- The Senate may postpone the confirmation hearing for Ronny Jackson, MD, to take the helm as the new VA Secretary in place of former secretary David Shulkin, MD, according to Washington Post.
This decision to delay Jackson’s confirmation hearing comes after Republicans and Democrats voiced concern about the nominee’s qualifications and management experience, White House officials said.
In particular, newly-surfaced allegations about Jackson’s management of the White House medical office and conduct could make for a challenging hearing.
“I can tell you we’re vetting out Jackson,” Senator Jon Tester (D-MT) told the Washington Post. “I can’t get into specifics, but we’re doing our job to make sure he’s fit for the job.”
On April 24, the White House released the following statement defending Jackson’s ability to take the role as VA secretary:

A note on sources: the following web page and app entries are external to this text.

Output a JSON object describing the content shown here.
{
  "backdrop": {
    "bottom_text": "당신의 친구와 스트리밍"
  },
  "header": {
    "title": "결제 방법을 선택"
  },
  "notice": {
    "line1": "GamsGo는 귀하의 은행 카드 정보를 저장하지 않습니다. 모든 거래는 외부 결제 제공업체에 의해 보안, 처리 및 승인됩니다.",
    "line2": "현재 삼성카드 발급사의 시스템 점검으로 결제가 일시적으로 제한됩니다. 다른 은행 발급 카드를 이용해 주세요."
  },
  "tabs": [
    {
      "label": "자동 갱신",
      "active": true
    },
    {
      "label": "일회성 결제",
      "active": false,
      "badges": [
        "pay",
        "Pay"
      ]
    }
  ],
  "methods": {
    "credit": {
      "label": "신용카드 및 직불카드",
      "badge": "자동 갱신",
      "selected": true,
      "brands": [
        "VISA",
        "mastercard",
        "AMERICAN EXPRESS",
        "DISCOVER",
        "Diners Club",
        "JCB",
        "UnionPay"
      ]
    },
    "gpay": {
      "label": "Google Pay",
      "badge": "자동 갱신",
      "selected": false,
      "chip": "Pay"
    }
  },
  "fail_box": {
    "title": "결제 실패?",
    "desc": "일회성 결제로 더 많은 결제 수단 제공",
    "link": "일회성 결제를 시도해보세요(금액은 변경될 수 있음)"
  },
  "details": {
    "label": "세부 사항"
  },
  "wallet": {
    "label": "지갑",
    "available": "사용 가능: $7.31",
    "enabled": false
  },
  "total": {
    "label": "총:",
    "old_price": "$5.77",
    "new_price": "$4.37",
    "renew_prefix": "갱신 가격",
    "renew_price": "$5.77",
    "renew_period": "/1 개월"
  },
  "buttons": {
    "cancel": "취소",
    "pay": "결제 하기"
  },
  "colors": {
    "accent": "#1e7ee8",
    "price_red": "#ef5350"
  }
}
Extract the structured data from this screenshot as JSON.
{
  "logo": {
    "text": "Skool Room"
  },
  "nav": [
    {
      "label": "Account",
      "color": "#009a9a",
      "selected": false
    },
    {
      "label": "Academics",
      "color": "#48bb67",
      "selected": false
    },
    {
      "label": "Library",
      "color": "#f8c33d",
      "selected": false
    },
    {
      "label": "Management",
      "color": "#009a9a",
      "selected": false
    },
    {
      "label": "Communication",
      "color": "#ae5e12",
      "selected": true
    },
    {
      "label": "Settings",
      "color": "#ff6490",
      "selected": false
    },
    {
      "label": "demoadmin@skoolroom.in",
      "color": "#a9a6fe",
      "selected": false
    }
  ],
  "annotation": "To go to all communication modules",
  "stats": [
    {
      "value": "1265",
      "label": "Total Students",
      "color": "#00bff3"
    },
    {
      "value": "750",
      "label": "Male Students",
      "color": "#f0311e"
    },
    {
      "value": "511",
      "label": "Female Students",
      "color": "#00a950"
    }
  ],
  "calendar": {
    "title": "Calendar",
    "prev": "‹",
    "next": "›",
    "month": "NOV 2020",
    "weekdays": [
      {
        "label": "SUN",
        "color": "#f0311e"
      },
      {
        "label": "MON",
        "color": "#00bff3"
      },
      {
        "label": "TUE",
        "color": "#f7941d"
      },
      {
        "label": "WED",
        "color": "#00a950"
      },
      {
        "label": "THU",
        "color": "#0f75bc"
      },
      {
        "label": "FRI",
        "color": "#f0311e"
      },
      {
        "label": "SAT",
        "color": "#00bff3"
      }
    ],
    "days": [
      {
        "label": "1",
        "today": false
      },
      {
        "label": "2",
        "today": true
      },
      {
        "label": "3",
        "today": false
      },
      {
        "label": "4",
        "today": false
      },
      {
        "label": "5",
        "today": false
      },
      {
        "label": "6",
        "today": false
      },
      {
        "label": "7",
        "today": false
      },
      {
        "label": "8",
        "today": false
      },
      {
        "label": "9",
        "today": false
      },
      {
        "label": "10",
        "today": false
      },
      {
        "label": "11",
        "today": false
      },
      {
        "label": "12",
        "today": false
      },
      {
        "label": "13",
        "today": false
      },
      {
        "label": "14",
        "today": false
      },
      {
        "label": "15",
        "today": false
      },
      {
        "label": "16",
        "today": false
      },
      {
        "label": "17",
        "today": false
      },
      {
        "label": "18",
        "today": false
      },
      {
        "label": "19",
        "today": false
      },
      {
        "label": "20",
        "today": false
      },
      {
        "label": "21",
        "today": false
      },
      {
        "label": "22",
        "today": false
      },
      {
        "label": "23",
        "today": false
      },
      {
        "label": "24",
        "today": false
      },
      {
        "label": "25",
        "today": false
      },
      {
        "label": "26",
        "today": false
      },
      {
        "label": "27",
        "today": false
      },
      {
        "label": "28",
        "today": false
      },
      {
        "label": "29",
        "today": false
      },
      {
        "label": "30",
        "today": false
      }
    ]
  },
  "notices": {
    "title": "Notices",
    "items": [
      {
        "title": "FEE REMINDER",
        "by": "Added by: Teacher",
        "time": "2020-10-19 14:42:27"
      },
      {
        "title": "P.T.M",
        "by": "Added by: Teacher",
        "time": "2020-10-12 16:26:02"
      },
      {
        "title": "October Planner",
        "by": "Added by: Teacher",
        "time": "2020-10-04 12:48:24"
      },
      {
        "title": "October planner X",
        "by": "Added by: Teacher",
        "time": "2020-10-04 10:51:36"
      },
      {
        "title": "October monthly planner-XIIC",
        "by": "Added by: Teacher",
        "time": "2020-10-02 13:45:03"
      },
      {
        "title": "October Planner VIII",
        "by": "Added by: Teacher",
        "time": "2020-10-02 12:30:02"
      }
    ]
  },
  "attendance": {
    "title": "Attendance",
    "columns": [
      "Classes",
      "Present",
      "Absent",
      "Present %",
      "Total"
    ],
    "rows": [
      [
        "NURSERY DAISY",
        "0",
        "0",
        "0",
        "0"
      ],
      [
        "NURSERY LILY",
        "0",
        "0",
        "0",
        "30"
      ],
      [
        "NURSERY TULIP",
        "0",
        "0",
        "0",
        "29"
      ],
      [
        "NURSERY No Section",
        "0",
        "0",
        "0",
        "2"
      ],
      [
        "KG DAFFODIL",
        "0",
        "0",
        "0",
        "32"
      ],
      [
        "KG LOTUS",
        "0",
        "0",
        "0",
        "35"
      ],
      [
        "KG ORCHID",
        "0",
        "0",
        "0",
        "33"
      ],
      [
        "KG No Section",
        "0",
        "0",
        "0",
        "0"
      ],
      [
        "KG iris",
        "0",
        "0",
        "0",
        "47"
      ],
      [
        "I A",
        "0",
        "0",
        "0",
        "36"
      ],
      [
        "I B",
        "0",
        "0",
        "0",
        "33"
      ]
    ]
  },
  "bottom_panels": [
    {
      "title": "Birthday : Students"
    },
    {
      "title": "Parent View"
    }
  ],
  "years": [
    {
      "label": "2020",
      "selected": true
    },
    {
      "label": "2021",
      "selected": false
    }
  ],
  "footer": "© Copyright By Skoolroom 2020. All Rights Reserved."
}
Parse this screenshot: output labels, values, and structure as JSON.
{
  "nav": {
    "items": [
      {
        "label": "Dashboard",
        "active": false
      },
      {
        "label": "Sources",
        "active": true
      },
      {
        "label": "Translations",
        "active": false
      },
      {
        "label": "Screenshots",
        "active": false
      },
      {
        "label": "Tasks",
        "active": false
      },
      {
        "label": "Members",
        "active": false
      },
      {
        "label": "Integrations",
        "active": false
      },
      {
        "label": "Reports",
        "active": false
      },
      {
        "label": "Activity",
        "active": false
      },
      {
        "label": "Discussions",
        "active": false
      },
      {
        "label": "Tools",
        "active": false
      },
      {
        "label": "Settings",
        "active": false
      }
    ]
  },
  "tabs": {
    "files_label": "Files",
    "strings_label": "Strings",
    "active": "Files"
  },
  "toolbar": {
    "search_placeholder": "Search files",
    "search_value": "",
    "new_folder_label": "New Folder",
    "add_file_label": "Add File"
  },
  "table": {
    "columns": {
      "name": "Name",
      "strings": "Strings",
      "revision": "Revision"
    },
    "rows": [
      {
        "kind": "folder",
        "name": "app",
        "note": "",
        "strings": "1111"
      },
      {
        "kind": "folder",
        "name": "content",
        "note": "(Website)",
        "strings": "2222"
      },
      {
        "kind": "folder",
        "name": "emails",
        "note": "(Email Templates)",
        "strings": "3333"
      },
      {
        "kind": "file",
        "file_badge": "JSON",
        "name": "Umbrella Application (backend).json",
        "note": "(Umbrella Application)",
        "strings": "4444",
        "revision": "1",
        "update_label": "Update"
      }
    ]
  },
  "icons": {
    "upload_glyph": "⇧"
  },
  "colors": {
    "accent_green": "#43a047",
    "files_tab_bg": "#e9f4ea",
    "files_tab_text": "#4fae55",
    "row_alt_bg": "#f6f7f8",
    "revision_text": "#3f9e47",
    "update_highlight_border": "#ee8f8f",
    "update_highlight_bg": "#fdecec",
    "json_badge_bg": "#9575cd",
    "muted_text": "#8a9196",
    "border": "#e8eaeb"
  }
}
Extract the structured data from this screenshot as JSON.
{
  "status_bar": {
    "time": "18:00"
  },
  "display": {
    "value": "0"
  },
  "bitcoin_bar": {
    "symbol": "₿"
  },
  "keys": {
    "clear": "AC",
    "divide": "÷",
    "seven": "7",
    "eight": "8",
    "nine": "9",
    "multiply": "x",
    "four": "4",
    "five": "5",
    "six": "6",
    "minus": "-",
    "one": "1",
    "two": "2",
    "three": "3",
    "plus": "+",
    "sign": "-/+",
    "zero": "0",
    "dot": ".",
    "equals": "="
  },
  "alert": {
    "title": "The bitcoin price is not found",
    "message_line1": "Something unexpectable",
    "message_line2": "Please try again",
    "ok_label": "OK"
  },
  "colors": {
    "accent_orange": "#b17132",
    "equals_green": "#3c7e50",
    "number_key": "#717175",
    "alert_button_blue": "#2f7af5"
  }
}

“Admiral Jackson has been on the front lines of deadly combat and saved the lives of many others in service to this country,” stated Deputy Press Secretary Hogan Gidley. “He’s served as physician to three Presidents — Republican and Democrat — and been praised by them all. Admiral Jackson’s record of strong, decisive leadership is exactly what’s needed at the VA to ensure our veterans receive the benefits they deserve.”
Lawmakers have not announced a new date for the hearing or confirmed whether the hearing will be postponed indefinitely.
In a recent press release, veterans’ service organization AMVETS called the confirmation hearing delay “the latest in an excruciating series of recent events that continue to undermine the best interests of veterans.”
“No matter whether these allegations against Dr. Jackson prove true or false, whether they continue to delay his confirmation indefinitely or sink it altogether, it’s the latest in a chain of unforced errors for which veterans are continuing to pay the price,” said AMVETS National Executive Director Joe Chenelly.
“Veterans are losing six different ways right now, from all directions, and it’s discouragingly unclear why this keeps happening or what might make it stop,” Chenelly continued.
The lack of continuity of leadership is counter to veterans’ best interests, AMVET members stated.
“There is also nothing but downside for veterans in prolonging the uncertain period between permanent secretaries,” Chenelly said. “Veterans deserve and need a stable VA with leaders properly vetted and confirmed.”
The lingering uncertainty surrounding VA leadership may further delay and complicate the federal agency’s ongoing Cerner EHR contract negotiations.
While former VA CIO Scott Blackburn claimed contract negotiations will advance despite recent leadership changes, the lack of a permanent department head could slow progress toward launching the EHR implementation project.